A note from Thailand…
I live in a remote village in northern Thailand, and have been here since COVID ‘started’ in March 2020. We left the UK on March 6th. It was just as people there were beginning to take COVID-19 seriously, and flew into Bangkok.
I remember looking intently at my brother, as he saw us off. I was wondering whether it would be for the last time. Medical care in a Thai village cannot be compared to that of Cardiff, near which we were living.
As it happened, we stayed in Bangkok with my wife’s sister’s family for two weeks. After that, we caught the last flight up north before the airports were closed due to the pandemic.
On arrival,, the head of the local police took me aside cautiously. He warned me that I could kill thousands of old people, if I had brought the disease with me. There was some fear of Europeans at the time, it is fair to say. Indeed, after a government minister branded Caucasians ‘dirty foreigners’, the village barber refused to cut my hair, saying that the government had told him to avoid foreigners.
I was on lockdown at home, and it lasted for 65 days.
Nobody knew anybody who had had Covid in 2020. In 2021, people were still very wary, but no longer especially of me. I received two inoculations in October 2021 and a booster in January 2022.
At one point, 57 people in our village had Covid, or so I was told. However, that figure seemed to come from nowhere. From zero to 57 in a day. They were locked down, but there were no deaths.
Nowadays, nobody seems to be taking Covid seriously any more.
Nevertheless, I was talking to a concerned Irish friend from a nearby village the other day. He told me that he had experienced a very ‘fuzzy head’ for a few weeks, but that it had passed. I had had the same, but still had it also. I had put it down to ageing… Never having been this age before, I thought everybody must get like that after about 65. Our symptoms were exactly the same: fuzzy, foggy thought processes; forgetfulness, and a general tightness of the chest. I didn’t associate it with Covid, because my temperature never rose above 37c and I didn’t lose my sense of taste.
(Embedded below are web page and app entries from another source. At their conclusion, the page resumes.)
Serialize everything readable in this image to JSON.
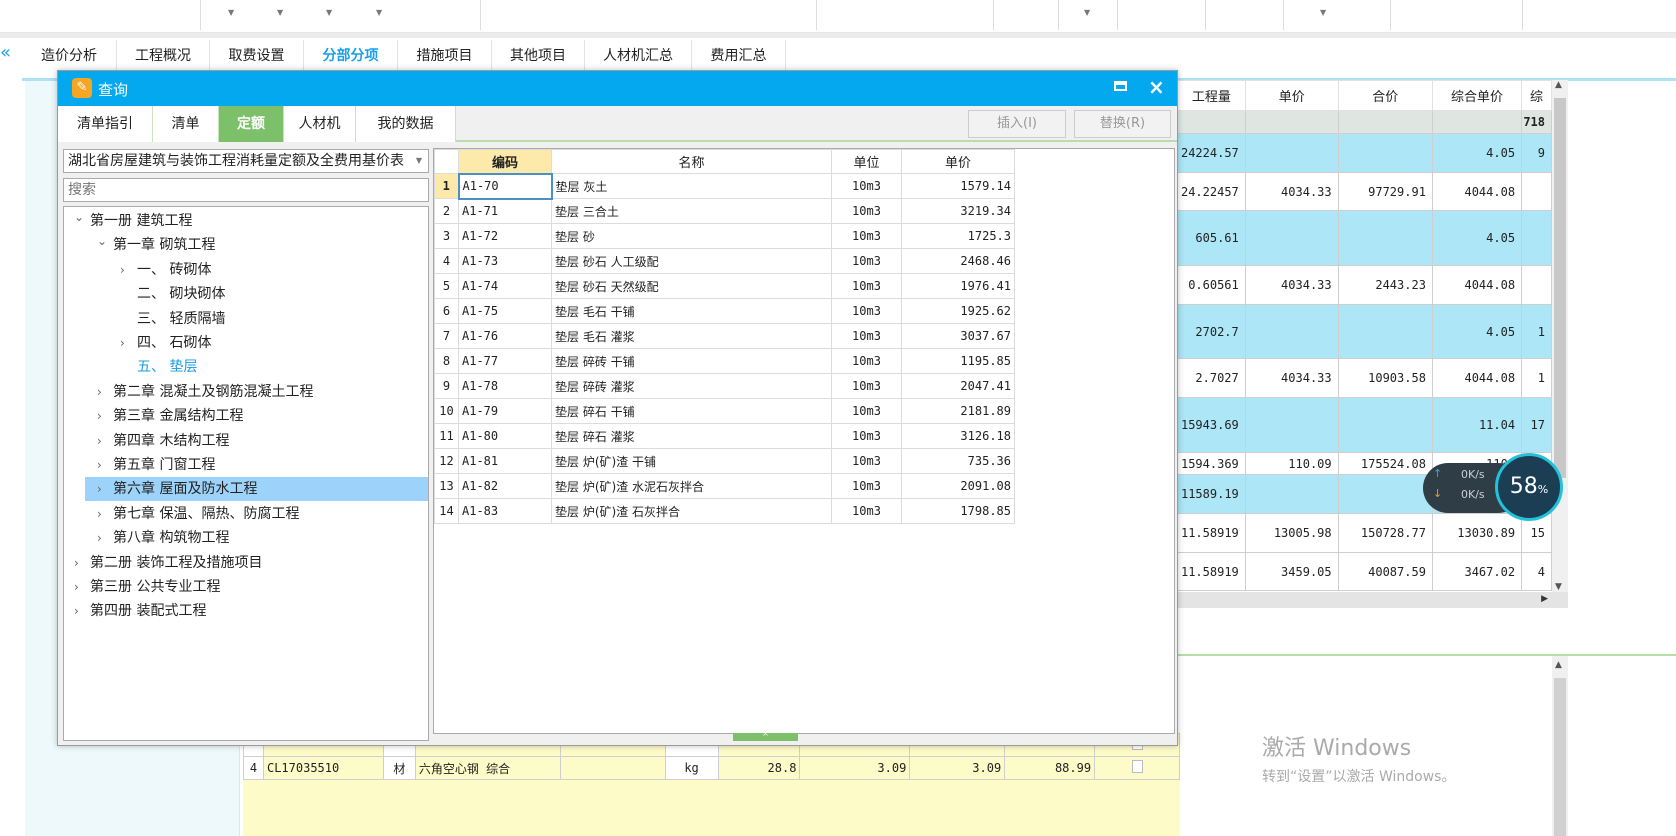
{
  "main_tabs": [
    "造价分析",
    "工程概况",
    "取费设置",
    "分部分项",
    "措施项目",
    "其他项目",
    "人材机汇总",
    "费用汇总"
  ],
  "active_main_tab": "分部分项",
  "right_table": {
    "headers": [
      "工程量",
      "单价",
      "合价",
      "综合单价",
      "综"
    ],
    "rows": [
      {
        "style": "g",
        "cells": [
          "",
          "",
          "",
          "",
          "718"
        ]
      },
      {
        "style": "b",
        "cells": [
          "24224.57",
          "",
          "",
          "4.05",
          "9"
        ]
      },
      {
        "style": "w",
        "cells": [
          "24.22457",
          "4034.33",
          "97729.91",
          "4044.08",
          ""
        ]
      },
      {
        "style": "b",
        "cells": [
          "605.61",
          "",
          "",
          "4.05",
          ""
        ]
      },
      {
        "style": "w",
        "cells": [
          "0.60561",
          "4034.33",
          "2443.23",
          "4044.08",
          ""
        ]
      },
      {
        "style": "b",
        "cells": [
          "2702.7",
          "",
          "",
          "4.05",
          "1"
        ]
      },
      {
        "style": "w",
        "cells": [
          "2.7027",
          "4034.33",
          "10903.58",
          "4044.08",
          "1"
        ]
      },
      {
        "style": "b",
        "cells": [
          "15943.69",
          "",
          "",
          "11.04",
          "17"
        ]
      },
      {
        "style": "w",
        "cells": [
          "1594.369",
          "110.09",
          "175524.08",
          "110.",
          ""
        ]
      },
      {
        "style": "b",
        "cells": [
          "11589.19",
          "",
          "",
          "",
          ""
        ]
      },
      {
        "style": "w",
        "cells": [
          "11.58919",
          "13005.98",
          "150728.77",
          "13030.89",
          "15"
        ]
      },
      {
        "style": "w",
        "cells": [
          "11.58919",
          "3459.05",
          "40087.59",
          "3467.02",
          "4"
        ]
      }
    ]
  },
  "bottom_table": {
    "rows": [
      {
        "cells": [
          "",
          "",
          "",
          "",
          "",
          "",
          "",
          "",
          "",
          ""
        ]
      },
      {
        "cells": [
          "4",
          "CL17035510",
          "材",
          "六角空心钢 综合",
          "",
          "kg",
          "28.8",
          "3.09",
          "3.09",
          "88.99"
        ]
      }
    ]
  },
  "net_monitor": {
    "upload": "0K/s",
    "download": "0K/s",
    "percent": "58",
    "percent_sign": "%"
  },
  "watermark": {
    "title": "激活 Windows",
    "subtitle": "转到“设置”以激活 Windows。"
  },
  "dialog": {
    "title": "查询",
    "tabs": [
      "清单指引",
      "清单",
      "定额",
      "人材机",
      "我的数据"
    ],
    "active_tab": "定额",
    "insert_button": "插入(I)",
    "replace_button": "替换(R)",
    "library_select": "湖北省房屋建筑与装饰工程消耗量定额及全费用基价表",
    "search_placeholder": "搜索",
    "tree": [
      {
        "level": 0,
        "expanded": true,
        "hasChildren": true,
        "label": "第一册 建筑工程"
      },
      {
        "level": 1,
        "expanded": true,
        "hasChildren": true,
        "label": "第一章 砌筑工程"
      },
      {
        "level": 2,
        "hasChildren": true,
        "label": "一、 砖砌体"
      },
      {
        "level": 2,
        "hasChildren": false,
        "label": "二、 砌块砌体"
      },
      {
        "level": 2,
        "hasChildren": false,
        "label": "三、 轻质隔墙"
      },
      {
        "level": 2,
        "hasChildren": true,
        "label": "四、 石砌体"
      },
      {
        "level": 2,
        "hasChildren": false,
        "current": true,
        "label": "五、 垫层"
      },
      {
        "level": 1,
        "hasChildren": true,
        "label": "第二章 混凝土及钢筋混凝土工程"
      },
      {
        "level": 1,
        "hasChildren": true,
        "label": "第三章 金属结构工程"
      },
      {
        "level": 1,
        "hasChildren": true,
        "label": "第四章 木结构工程"
      },
      {
        "level": 1,
        "hasChildren": true,
        "label": "第五章 门窗工程"
      },
      {
        "level": 1,
        "hasChildren": true,
        "selected": true,
        "label": "第六章 屋面及防水工程"
      },
      {
        "level": 1,
        "hasChildren": true,
        "label": "第七章 保温、隔热、防腐工程"
      },
      {
        "level": 1,
        "hasChildren": true,
        "label": "第八章 构筑物工程"
      },
      {
        "level": 0,
        "hasChildren": true,
        "label": "第二册 装饰工程及措施项目"
      },
      {
        "level": 0,
        "hasChildren": true,
        "label": "第三册 公共专业工程"
      },
      {
        "level": 0,
        "hasChildren": true,
        "label": "第四册 装配式工程"
      }
    ],
    "grid": {
      "headers": [
        "编码",
        "名称",
        "单位",
        "单价"
      ],
      "rows": [
        [
          "1",
          "A1-70",
          "垫层 灰土",
          "10m3",
          "1579.14"
        ],
        [
          "2",
          "A1-71",
          "垫层 三合土",
          "10m3",
          "3219.34"
        ],
        [
          "3",
          "A1-72",
          "垫层 砂",
          "10m3",
          "1725.3"
        ],
        [
          "4",
          "A1-73",
          "垫层 砂石 人工级配",
          "10m3",
          "2468.46"
        ],
        [
          "5",
          "A1-74",
          "垫层 砂石 天然级配",
          "10m3",
          "1976.41"
        ],
        [
          "6",
          "A1-75",
          "垫层 毛石 干铺",
          "10m3",
          "1925.62"
        ],
        [
          "7",
          "A1-76",
          "垫层 毛石 灌浆",
          "10m3",
          "3037.67"
        ],
        [
          "8",
          "A1-77",
          "垫层 碎砖 干铺",
          "10m3",
          "1195.85"
        ],
        [
          "9",
          "A1-78",
          "垫层 碎砖 灌浆",
          "10m3",
          "2047.41"
        ],
        [
          "10",
          "A1-79",
          "垫层 碎石 干铺",
          "10m3",
          "2181.89"
        ],
        [
          "11",
          "A1-80",
          "垫层 碎石 灌浆",
          "10m3",
          "3126.18"
        ],
        [
          "12",
          "A1-81",
          "垫层 炉(矿)渣 干铺",
          "10m3",
          "735.36"
        ],
        [
          "13",
          "A1-82",
          "垫层 炉(矿)渣 水泥石灰拌合",
          "10m3",
          "2091.08"
        ],
        [
          "14",
          "A1-83",
          "垫层 炉(矿)渣 石灰拌合",
          "10m3",
          "1798.85"
        ]
      ]
    }
  },
  "colors": {
    "title_bar": "#04a8ee",
    "active_tab_green": "#7dc06a",
    "selected_row": "#9dd3fa",
    "row_blue": "#ace6f7",
    "bottom_yellow": "#fdfbc8"
  }
}
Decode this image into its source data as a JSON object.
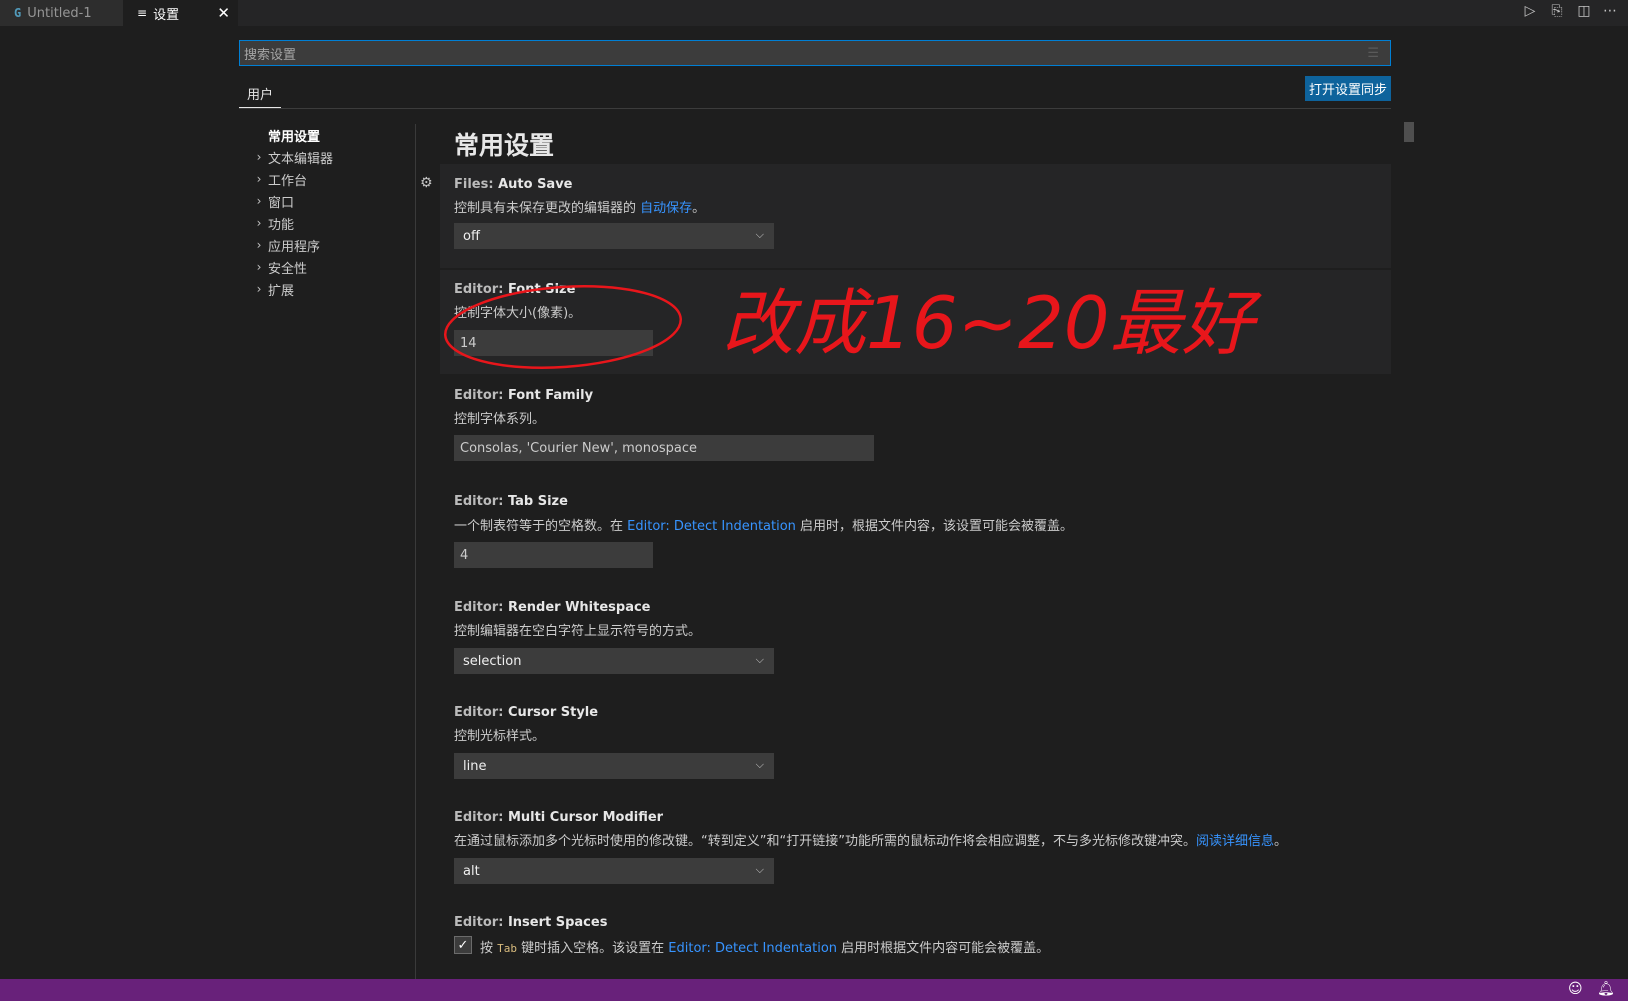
{
  "tabs": [
    {
      "label": "Untitled-1",
      "icon": "ts-file-icon"
    },
    {
      "label": "设置",
      "icon": "settings-list-icon"
    }
  ],
  "tab_close": "✕",
  "search": {
    "placeholder": "搜索设置"
  },
  "scope_tab": "用户",
  "sync_button": "打开设置同步",
  "toc": [
    {
      "label": "常用设置",
      "active": true
    },
    {
      "label": "文本编辑器"
    },
    {
      "label": "工作台"
    },
    {
      "label": "窗口"
    },
    {
      "label": "功能"
    },
    {
      "label": "应用程序"
    },
    {
      "label": "安全性"
    },
    {
      "label": "扩展"
    }
  ],
  "section_title": "常用设置",
  "settings": {
    "auto_save": {
      "category": "Files: ",
      "key": "Auto Save",
      "desc": "控制具有未保存更改的编辑器的 ",
      "desc_link": "自动保存",
      "desc_end": "。",
      "value": "off"
    },
    "font_size": {
      "category": "Editor: ",
      "key": "Font Size",
      "desc": "控制字体大小(像素)。",
      "value": "14"
    },
    "font_family": {
      "category": "Editor: ",
      "key": "Font Family",
      "desc": "控制字体系列。",
      "value": "Consolas, 'Courier New', monospace"
    },
    "tab_size": {
      "category": "Editor: ",
      "key": "Tab Size",
      "desc_pre": "一个制表符等于的空格数。在 ",
      "desc_link": "Editor: Detect Indentation",
      "desc_post": " 启用时，根据文件内容，该设置可能会被覆盖。",
      "value": "4"
    },
    "render_whitespace": {
      "category": "Editor: ",
      "key": "Render Whitespace",
      "desc": "控制编辑器在空白字符上显示符号的方式。",
      "value": "selection"
    },
    "cursor_style": {
      "category": "Editor: ",
      "key": "Cursor Style",
      "desc": "控制光标样式。",
      "value": "line"
    },
    "multi_cursor": {
      "category": "Editor: ",
      "key": "Multi Cursor Modifier",
      "desc": "在通过鼠标添加多个光标时使用的修改键。“转到定义”和“打开链接”功能所需的鼠标动作将会相应调整，不与多光标修改键冲突。",
      "desc_link": "阅读详细信息",
      "desc_end": "。",
      "value": "alt"
    },
    "insert_spaces": {
      "category": "Editor: ",
      "key": "Insert Spaces",
      "desc_pre": "按 ",
      "code": "Tab",
      "desc_mid": " 键时插入空格。该设置在 ",
      "desc_link": "Editor: Detect Indentation",
      "desc_post": " 启用时根据文件内容可能会被覆盖。",
      "checked": true
    }
  },
  "annotation": {
    "text": "改成16~20最好",
    "color": "#e8161b"
  },
  "colors": {
    "accent": "#007fd4",
    "button": "#0e639c",
    "statusbar": "#68217a",
    "link": "#3794ff"
  }
}
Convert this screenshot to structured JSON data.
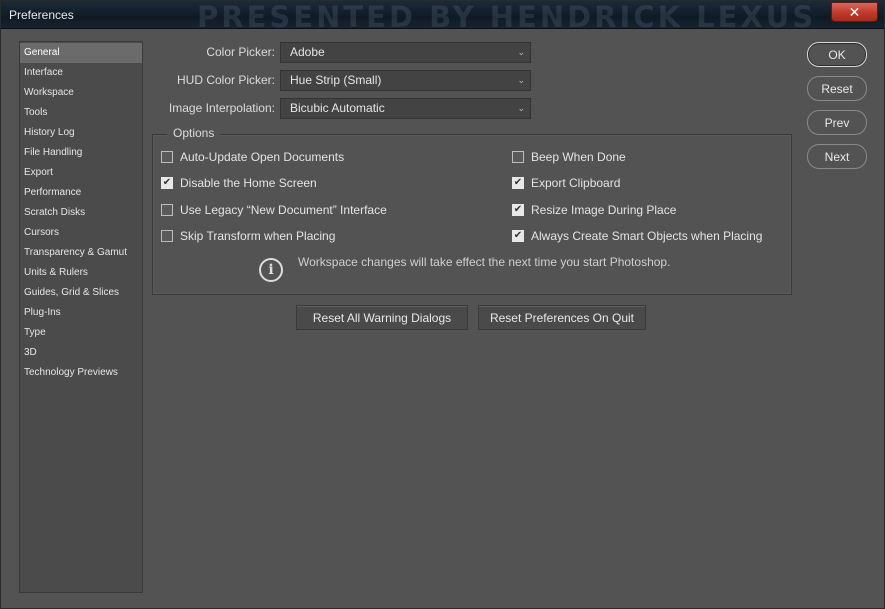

My friend’s conditions lasted a fortnight, but mine a month. If I had Covid, then I assume that my wife did too. She is a bit younger than me, but she experienced dizzy spells. Looking back on that period, there were rumours that there was a strange outbreak of dizziness in the village.
I certainly witnessed two old ladies fall off their bikes while trying to park up outside the local shop. We now believe that many of us did catch COVID-19. I suppose that there are two possibilities:
1] that our antivirus injections had weakened the virus’ ability to attack us; or
2] that the virus was not as powerful as we had been led to believe.